The European Commission has unveiled plans to greatly increase the number of Europeans using public and commercial services online over the next decade.
Neelie Kroes, the EU commissioner for digital affairs, said 30% of Europeans have never used the Internet.
Beyond that, there are four times as many music downloads in the U.S than in Europe, and only 1% of Europeans have access to fiber-based high-speed networks, she said, compared to 12% in Japan and 15% of South Koreans.
And Europe lags behind its main competitors in developing cutting edge technologies, she said.
The reasons, Kroes told a news conference, are weak investments — EU spending is 40 percent of that of the US — and national borders that “hamper access to pan-European telecoms services, digital services and content.”
To catch up, she said, EU governments must double their annual spending on research and development to €11 billion by 2020.
Kroes’ “Digital Agenda” includes steps to improve information technology standards and compatibility, eliminate regulatory barriers, encourage electronic payments and simplify digital copyright management and licensing.
Kroes said the European Commission will put forward a raft of measures — including 31 EU laws — over the next 2-3 years to get more Europeans online by 2020. She outlined these goals:
_ Broadband coverage for all EU citizens by 2013.
_ By 2015, 50 percent of Europeans shopping and using public services online.
_ By 2020, broadband coverage at 30 megabytes per second and more for at least half EU households.

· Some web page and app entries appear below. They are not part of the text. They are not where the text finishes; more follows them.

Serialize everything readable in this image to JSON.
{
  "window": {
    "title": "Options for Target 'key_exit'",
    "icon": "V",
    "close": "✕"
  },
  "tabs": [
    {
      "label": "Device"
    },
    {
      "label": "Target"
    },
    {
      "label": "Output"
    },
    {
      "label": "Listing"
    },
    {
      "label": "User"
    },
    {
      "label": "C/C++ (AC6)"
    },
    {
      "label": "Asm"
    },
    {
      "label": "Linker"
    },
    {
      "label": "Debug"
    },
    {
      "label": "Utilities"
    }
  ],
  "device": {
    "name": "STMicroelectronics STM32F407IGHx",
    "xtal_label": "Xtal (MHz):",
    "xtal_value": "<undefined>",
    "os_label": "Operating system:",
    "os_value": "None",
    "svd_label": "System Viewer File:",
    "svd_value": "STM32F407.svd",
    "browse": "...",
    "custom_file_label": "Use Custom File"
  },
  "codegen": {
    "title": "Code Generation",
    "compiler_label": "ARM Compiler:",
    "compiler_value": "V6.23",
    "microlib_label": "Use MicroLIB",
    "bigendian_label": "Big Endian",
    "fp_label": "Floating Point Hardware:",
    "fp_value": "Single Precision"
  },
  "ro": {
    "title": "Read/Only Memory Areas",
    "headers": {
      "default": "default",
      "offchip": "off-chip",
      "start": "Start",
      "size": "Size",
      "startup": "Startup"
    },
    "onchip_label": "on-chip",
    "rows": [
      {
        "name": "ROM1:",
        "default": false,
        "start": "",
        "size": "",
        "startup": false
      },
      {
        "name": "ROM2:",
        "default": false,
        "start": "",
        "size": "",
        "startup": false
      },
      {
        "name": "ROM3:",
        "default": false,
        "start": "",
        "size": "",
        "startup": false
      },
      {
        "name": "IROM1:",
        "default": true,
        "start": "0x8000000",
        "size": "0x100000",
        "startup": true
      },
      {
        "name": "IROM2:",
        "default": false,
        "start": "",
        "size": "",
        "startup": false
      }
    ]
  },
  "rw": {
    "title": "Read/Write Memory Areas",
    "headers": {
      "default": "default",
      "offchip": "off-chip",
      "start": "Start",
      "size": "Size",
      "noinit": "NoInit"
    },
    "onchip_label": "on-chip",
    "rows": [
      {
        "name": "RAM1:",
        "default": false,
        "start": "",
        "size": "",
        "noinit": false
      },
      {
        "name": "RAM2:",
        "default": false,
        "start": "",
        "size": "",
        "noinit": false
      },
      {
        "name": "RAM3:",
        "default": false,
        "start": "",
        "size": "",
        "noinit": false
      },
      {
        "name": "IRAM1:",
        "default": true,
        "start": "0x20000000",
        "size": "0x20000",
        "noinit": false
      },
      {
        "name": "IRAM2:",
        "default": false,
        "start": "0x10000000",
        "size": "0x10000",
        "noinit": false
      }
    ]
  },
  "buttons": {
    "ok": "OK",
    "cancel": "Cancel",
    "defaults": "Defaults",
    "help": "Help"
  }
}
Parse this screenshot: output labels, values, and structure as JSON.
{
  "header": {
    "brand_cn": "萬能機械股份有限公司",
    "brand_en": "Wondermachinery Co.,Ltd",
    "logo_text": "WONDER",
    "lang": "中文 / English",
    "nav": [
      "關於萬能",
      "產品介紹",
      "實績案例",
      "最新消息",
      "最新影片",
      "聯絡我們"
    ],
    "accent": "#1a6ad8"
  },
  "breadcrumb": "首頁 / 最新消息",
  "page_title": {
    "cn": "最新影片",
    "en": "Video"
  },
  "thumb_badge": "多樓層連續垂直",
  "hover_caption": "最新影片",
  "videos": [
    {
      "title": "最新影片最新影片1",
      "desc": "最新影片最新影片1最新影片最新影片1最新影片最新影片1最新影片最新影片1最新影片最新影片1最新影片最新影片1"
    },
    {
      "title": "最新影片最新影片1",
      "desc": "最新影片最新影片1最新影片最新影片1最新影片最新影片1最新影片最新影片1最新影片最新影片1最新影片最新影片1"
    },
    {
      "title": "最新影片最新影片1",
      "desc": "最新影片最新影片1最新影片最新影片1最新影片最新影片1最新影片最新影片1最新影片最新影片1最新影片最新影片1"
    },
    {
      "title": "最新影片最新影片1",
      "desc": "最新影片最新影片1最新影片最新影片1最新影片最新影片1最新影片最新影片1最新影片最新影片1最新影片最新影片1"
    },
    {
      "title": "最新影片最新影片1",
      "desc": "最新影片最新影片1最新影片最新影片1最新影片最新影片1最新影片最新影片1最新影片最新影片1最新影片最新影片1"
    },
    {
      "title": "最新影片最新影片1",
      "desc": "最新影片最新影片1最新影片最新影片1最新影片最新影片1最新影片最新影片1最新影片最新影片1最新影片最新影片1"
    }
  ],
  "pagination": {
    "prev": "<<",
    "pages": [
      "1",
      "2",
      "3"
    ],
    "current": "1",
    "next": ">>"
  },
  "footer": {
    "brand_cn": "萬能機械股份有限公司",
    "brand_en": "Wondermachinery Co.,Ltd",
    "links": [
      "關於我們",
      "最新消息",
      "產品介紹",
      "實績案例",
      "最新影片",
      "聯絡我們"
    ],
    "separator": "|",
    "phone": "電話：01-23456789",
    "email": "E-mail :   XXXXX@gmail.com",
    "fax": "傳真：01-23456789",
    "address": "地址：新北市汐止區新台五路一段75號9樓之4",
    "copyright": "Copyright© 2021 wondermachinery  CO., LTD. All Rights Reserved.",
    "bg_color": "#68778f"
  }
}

Kroes said Europeans are unlikely to go online more unless they feel safe. That means EU governments must tackle “the rise of ‘cybercrime,’ ranging from child abuse to identity theft,” she said.
Courtesy: Cellular News